Which of the lines in the data mention the string "race"? List them all.

Given records:
──────────────────────────────

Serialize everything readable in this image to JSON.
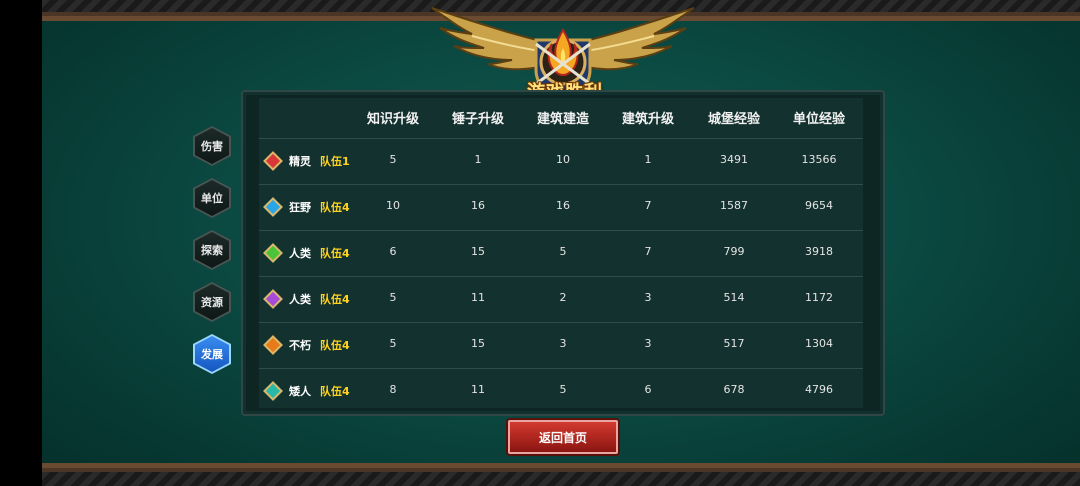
{
  "banner": {
    "title": "游戏胜利"
  },
  "tabs": [
    {
      "label": "伤害",
      "active": false
    },
    {
      "label": "单位",
      "active": false
    },
    {
      "label": "探索",
      "active": false
    },
    {
      "label": "资源",
      "active": false
    },
    {
      "label": "发展",
      "active": true
    }
  ],
  "table": {
    "columns": [
      "知识升级",
      "锤子升级",
      "建筑建造",
      "建筑升级",
      "城堡经验",
      "单位经验"
    ],
    "rows": [
      {
        "race": "精灵",
        "team": "队伍1",
        "color": "#d83838",
        "values": [
          "5",
          "1",
          "10",
          "1",
          "3491",
          "13566"
        ]
      },
      {
        "race": "狂野",
        "team": "队伍4",
        "color": "#2aa6e8",
        "values": [
          "10",
          "16",
          "16",
          "7",
          "1587",
          "9654"
        ]
      },
      {
        "race": "人类",
        "team": "队伍4",
        "color": "#4cc43a",
        "values": [
          "6",
          "15",
          "5",
          "7",
          "799",
          "3918"
        ]
      },
      {
        "race": "人类",
        "team": "队伍4",
        "color": "#a64ad8",
        "values": [
          "5",
          "11",
          "2",
          "3",
          "514",
          "1172"
        ]
      },
      {
        "race": "不朽",
        "team": "队伍4",
        "color": "#e87a1a",
        "values": [
          "5",
          "15",
          "3",
          "3",
          "517",
          "1304"
        ]
      },
      {
        "race": "矮人",
        "team": "队伍4",
        "color": "#2ab8a8",
        "values": [
          "8",
          "11",
          "5",
          "6",
          "678",
          "4796"
        ]
      }
    ]
  },
  "buttons": {
    "return_label": "返回首页"
  }
}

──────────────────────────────

Solved exercise:
        "race": "精灵",
        "race": "狂野",
        "race": "人类",
        "race": "人类",
        "race": "不朽",
        "race": "矮人",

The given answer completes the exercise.